The white paper, announced on March 23, specifically covers the military’s annual defense spending needs from 2013 to 2016. A large segment of the proposed annual 7 percent increase in the defense budget over those four years will be consumed by the F-35 acquisition program. Norway has allocated $7 billion to the defense budget in 2012. The 7 percent increase in the defense budget is set to take effect in 2013.
The plan also flags the Ministry of Defense’s (MoD) wish to accelerate the F-35 Lightning II procurement schedule, which is based on a purchase of 52 aircraft, including four trainers. The MoD’s proposal to accelerate the timetable for procurement of new F-35 aircraft would bring delivery of the main body of aircraft forward by one year to 2017, while the final procurement year is likely to be extended to 2023 or 2024. Moreover, the MoD is considering moving the target date for two of the four trainer aircraft from 2016 to 2015.
The MoD, under a related plan, has proposed that the new F-35s operate from a main base at Orland in central Norway, with a smaller forward operating base at Evenes in northern Norway, deep inside the Arctic High North.
The long-term defense plan also envisages redirecting capital freed up by NATO’s gradual drawdown in Afghanistan, and the withdrawal of Norwegian troops and equipment, to the annual budgets of the Army and Homeland Defense.
The previous defense spending plan had already improved the armed forces’ operational capabilities, said Defense Minister Espen Barth Eide.
“The earlier plan gave us a solid foundation to build on with a force that finally is in balance. We can now make changes to our structure because it is the smart thing to do, and not because we are forced to do so,” Eide said.
The capabilities enhancement segment of the 2013-2016 plan will boost funding to cover key procurement programs, such as acquisition of naval strike missiles and NH90 maritime helicopters.

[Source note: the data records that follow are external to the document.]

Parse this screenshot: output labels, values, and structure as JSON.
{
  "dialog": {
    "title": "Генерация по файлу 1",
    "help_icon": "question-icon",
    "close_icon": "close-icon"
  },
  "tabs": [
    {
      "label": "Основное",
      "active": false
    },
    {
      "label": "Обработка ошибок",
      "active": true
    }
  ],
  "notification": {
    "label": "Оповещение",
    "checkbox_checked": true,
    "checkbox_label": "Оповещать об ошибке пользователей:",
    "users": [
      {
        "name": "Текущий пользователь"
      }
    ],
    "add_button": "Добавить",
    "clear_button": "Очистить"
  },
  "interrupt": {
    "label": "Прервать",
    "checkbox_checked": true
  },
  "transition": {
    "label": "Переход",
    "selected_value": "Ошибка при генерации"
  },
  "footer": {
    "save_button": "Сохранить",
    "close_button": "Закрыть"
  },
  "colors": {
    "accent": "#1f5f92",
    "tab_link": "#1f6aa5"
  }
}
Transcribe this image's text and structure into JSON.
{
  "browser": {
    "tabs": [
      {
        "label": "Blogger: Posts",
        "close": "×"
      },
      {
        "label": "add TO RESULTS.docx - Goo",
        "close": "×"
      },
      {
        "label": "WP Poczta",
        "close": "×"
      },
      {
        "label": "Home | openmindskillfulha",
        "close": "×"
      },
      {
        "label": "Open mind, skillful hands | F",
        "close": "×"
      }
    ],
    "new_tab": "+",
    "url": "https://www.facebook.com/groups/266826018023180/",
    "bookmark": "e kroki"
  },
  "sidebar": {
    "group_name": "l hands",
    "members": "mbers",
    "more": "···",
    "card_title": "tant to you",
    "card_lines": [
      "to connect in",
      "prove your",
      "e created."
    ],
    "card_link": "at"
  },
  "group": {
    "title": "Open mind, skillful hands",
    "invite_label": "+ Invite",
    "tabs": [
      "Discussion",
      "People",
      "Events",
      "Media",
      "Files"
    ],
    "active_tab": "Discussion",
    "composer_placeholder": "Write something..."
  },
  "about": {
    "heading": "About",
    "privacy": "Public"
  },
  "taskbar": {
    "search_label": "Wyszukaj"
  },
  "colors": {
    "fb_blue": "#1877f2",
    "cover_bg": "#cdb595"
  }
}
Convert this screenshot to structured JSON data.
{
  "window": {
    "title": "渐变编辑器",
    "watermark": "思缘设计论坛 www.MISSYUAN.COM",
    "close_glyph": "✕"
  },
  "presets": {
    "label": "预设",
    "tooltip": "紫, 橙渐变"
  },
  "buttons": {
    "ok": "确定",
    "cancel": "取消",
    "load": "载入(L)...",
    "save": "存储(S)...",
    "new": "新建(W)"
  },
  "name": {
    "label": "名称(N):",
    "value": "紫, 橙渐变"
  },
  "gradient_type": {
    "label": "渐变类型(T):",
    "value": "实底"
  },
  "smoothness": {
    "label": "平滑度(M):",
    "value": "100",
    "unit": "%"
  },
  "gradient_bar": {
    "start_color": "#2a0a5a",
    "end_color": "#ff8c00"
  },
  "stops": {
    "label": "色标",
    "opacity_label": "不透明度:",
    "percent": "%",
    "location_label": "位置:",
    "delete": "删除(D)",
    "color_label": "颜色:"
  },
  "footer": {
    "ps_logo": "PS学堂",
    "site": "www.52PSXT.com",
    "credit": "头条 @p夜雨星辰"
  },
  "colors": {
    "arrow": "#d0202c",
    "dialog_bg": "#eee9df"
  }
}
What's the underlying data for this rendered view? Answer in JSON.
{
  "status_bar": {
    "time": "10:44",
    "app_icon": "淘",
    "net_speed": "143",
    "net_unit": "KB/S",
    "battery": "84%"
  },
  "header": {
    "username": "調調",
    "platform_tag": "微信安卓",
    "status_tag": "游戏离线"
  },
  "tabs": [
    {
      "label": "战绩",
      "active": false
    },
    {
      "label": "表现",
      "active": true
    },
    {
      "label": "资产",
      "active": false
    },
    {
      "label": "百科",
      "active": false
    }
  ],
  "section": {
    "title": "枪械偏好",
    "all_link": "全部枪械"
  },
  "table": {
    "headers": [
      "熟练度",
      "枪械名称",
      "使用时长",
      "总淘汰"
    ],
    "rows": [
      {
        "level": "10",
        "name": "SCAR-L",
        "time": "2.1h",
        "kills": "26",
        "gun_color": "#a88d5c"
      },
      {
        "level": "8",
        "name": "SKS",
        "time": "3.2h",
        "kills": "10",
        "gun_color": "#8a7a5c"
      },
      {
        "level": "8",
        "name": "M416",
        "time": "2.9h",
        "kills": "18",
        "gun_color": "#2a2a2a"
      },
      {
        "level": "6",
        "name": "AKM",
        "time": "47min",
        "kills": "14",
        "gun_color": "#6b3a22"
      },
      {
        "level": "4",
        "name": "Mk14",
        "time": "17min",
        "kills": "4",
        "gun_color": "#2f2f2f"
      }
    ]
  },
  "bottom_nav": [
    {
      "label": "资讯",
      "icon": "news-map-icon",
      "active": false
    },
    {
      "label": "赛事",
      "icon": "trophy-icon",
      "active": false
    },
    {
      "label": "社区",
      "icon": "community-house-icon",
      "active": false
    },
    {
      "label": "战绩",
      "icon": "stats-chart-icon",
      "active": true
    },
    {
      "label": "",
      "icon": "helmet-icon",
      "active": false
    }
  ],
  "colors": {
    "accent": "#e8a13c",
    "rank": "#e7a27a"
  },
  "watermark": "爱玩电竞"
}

The military’s impending recruitment drive will be based on a new structure to improve the ability to recruit, develop, manage and retain the advanced skills and competencies required for a modern military force, Eide said.